I could go on, but listen to a clip and I hope you'll see what I mean.

'For all the saints...'

Today we got to sing my favourite hymn: 'For all the saints, who from their labours rest' (Note to NOK: I'll have this at my funeral, please.)It captures the spirit of Hebrews 11 in which the writer rehearses a long list of godly people who kept the faith even at the expense of their own death. I am always humbled and moved by that passage and by the hymn as I consider how many faithful people have followed their Lord Jesus Christ all the way, from Bishop Polycarp of Smyrna who, when faced with the choice of recanting or death by burning, replied that he had faithfully served his Lord for 80 years and how could he desert him now. Or William Tyndale assassinated on the orders of Henry VIII because he wanted Englishmen to be able to read the bible in their own language, or Dietrich Bonhoeffer or Maximilian Kolbe killed by the Nazis, or Janani Luwum killed on Idi Amin's orders for defying that Uganda tyrant. The list goes on and on.

The hymn describes the fierce spiritual warfare God's people often face, but also sounds a note of hope of a better day.

But lo! There breaks a yet more glorious day;
the saints triumphant rise in bright array:
the King of glory passes on his way.
Alleluia, alleluia!

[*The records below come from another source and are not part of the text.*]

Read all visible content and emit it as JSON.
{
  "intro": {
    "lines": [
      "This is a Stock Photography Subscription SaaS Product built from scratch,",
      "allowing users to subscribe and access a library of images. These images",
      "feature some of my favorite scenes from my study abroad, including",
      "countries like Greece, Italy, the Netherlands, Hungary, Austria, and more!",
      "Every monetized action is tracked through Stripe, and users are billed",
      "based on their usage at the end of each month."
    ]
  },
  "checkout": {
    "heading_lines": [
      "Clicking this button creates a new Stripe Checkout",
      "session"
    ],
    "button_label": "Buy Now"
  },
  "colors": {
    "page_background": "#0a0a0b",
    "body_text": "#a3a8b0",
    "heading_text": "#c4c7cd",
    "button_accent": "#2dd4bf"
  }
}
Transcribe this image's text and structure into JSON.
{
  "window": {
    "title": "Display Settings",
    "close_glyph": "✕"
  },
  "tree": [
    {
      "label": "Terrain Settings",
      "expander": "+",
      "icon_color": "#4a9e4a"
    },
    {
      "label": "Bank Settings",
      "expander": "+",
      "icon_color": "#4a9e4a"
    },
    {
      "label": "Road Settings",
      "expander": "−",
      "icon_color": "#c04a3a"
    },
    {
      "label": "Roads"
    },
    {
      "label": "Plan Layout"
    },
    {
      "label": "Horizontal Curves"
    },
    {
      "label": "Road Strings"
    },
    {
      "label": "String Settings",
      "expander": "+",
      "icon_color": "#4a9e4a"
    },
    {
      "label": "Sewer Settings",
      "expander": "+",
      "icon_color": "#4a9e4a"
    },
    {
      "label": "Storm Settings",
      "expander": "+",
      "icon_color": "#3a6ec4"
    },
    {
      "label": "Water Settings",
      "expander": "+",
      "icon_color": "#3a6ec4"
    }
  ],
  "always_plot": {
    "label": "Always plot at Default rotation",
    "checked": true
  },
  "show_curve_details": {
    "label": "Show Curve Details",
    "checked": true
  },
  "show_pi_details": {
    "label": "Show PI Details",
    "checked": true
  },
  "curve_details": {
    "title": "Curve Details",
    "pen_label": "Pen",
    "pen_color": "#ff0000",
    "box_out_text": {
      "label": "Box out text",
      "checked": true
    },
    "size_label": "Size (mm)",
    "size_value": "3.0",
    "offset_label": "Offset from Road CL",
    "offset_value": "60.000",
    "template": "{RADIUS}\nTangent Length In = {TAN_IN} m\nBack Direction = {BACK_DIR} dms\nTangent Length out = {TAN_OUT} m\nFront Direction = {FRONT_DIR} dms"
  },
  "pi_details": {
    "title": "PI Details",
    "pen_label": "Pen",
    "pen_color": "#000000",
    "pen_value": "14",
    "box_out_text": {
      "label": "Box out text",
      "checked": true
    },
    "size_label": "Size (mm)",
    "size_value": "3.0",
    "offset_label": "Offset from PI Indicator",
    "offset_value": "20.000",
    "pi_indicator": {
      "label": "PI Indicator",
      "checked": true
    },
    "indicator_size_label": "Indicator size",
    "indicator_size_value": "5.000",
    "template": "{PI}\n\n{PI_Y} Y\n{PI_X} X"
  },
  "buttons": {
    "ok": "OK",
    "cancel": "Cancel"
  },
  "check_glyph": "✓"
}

This isn't a vain hope, but a strong hope in the risen Lord Jesus Christ, the 'author and perfecter of our faith'. That's the hope that kept faithful persecuted Christians going in the past, and it's the same hope that keeps us and many persecuted Christians going today. Christians in Pakistan whose churches are burned down, or in Orissa in India set upon by militant Hindu mobs, or in Burma forced by state opposition to meet in seccret in the jungle, or in Egypt discriminated against by the state, or in North Korea imprisoned by a state that has tried to make the word 'God' illegal. I think of them when I sing

The golden evening brightens in the west;
soon, soon to faithful warriors cometh rest;
sweet is the calm of paradise the blest.
Alleluia, alleluia!